Then it was on to the rainforest. The rainforest along the Hoh River thoroughly creeped me out the first time we visited here when I was a kid — I always felt like something was going to reach out and grab me. But now I appreciate it much more, although I still like the Carbon River rainforest on Mt. Rainier better. I’m not sure why.
The rainforest along the various rivers running west from the Olympic Mountains to the ocean is very rare. Most rainforests are tropical, but this rainforest is in the temperate climate zone. It’s very beautiful. My friend and I got out and walked the shortest of the trails, the one called the Hall of the Mosses, which I think she might have considered to be a bit too long. Still, as you can tell from the photos, it was well worth the time and the energy to walk it.
By then it was getting to be late in the afternoon, so we drove on through Forks, which, if it weren’t for Stephenie Meyer, would just be another everyday western Washington logging town, and to our motel, which, as I’d figured, was basically a hunting lodge in the off-season, with all that implies (and some — the TV remote from heck — it doesn’t). Still, it was a place to sleep, and the attached restaurant was running a special on ribs, which we both chose. I haven’t eaten that much meat at one sitting in years.
So. Ask me something about one of my female characters, anything you’d like, from backstory to future plans, from choices to “what’s a lefse?”
First ten questions/prompts will get answered.
The person who started this, Aldersprig over on LiveJournal, added, and I challenge all y’all who write to do the same. Write something about your women characters. Write something about women in history. Tell us about your female characters.
Hattip to Jeriendhal over on LiveJournal as well.
Also, here’s a list of my primary female characters so far:
And the manuscript for Much Ado in Montanais finished. All 71,850 words of it, which took me ninety days to revise from a ten-year-old manuscript of ~45,000 words. If you’d like to see what it’s about, click on the title link.
I have contracted with a cover designer (the first time I’ve done this, and so far it’s an interesting process), to see if a non-homemade cover will make a difference in my sales, and contacted the copy editor who did such a good job on Finding Home (except for a problem with quotation marks, which was entirely my fault). Hopefully she’ll be able to take this book on for me, too.
The goal is to get it up for sale by the end of March.
Next it’s on to a new project I’ve been looking forward to for some time now. Good times.
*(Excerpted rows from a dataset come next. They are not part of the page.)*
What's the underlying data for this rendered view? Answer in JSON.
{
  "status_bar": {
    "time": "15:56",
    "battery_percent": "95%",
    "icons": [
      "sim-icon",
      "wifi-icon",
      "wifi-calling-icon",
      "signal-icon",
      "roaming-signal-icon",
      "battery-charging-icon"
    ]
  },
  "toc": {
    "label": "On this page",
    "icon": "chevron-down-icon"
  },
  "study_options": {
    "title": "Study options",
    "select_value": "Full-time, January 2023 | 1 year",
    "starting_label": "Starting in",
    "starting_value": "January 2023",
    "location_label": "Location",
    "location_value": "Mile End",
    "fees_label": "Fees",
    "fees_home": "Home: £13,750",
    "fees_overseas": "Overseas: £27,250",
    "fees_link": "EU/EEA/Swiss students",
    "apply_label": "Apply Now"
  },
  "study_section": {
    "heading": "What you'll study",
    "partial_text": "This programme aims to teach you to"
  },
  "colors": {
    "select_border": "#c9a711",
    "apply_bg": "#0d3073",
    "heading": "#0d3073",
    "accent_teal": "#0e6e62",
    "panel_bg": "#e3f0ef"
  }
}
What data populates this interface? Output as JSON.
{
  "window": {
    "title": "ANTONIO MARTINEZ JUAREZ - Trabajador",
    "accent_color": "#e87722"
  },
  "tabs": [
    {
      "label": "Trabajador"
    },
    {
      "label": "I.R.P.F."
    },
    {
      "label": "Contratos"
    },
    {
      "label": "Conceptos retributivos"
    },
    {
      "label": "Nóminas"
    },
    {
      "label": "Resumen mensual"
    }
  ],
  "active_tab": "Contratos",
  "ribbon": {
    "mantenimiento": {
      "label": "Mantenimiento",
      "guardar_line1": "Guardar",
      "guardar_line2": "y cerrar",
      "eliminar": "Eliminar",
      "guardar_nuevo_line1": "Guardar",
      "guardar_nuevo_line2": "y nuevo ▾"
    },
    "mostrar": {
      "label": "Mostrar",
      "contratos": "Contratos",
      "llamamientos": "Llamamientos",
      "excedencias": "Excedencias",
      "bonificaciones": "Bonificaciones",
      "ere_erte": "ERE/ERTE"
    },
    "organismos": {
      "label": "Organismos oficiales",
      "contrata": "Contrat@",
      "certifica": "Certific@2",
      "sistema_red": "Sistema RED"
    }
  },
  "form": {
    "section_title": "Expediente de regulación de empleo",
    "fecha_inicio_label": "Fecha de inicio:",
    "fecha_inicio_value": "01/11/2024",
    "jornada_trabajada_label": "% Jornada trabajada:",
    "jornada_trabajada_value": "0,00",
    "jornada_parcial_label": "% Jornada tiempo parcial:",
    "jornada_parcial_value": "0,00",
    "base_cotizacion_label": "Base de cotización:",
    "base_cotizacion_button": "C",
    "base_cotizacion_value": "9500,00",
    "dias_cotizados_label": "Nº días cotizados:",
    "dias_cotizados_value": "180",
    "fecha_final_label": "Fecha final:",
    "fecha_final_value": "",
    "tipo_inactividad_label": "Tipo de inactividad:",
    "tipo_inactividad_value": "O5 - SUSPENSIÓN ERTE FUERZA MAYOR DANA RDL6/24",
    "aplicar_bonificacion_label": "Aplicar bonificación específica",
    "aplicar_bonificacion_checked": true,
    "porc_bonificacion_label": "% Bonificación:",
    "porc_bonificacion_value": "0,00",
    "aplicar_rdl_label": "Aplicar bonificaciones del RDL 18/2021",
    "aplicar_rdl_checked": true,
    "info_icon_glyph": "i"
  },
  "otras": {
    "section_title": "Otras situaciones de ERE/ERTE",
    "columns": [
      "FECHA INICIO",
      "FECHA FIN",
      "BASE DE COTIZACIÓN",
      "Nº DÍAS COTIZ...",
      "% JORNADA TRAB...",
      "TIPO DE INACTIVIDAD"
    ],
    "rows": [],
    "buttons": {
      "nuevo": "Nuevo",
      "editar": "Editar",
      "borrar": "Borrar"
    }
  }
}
I am happy to announce that the first book in my Time in Yellowstone series, Repeating History, will be discounted to $2.99 for a week starting Monday, 2/10, as part of its listing on the Fussy Librarian’s daily deal email.
Bewildered by the number of ebooks out there? Choose from 40 genres, select content preferences such as the amount of sex and violence, and www.TheFussyLibrarian.com emails you daily deals.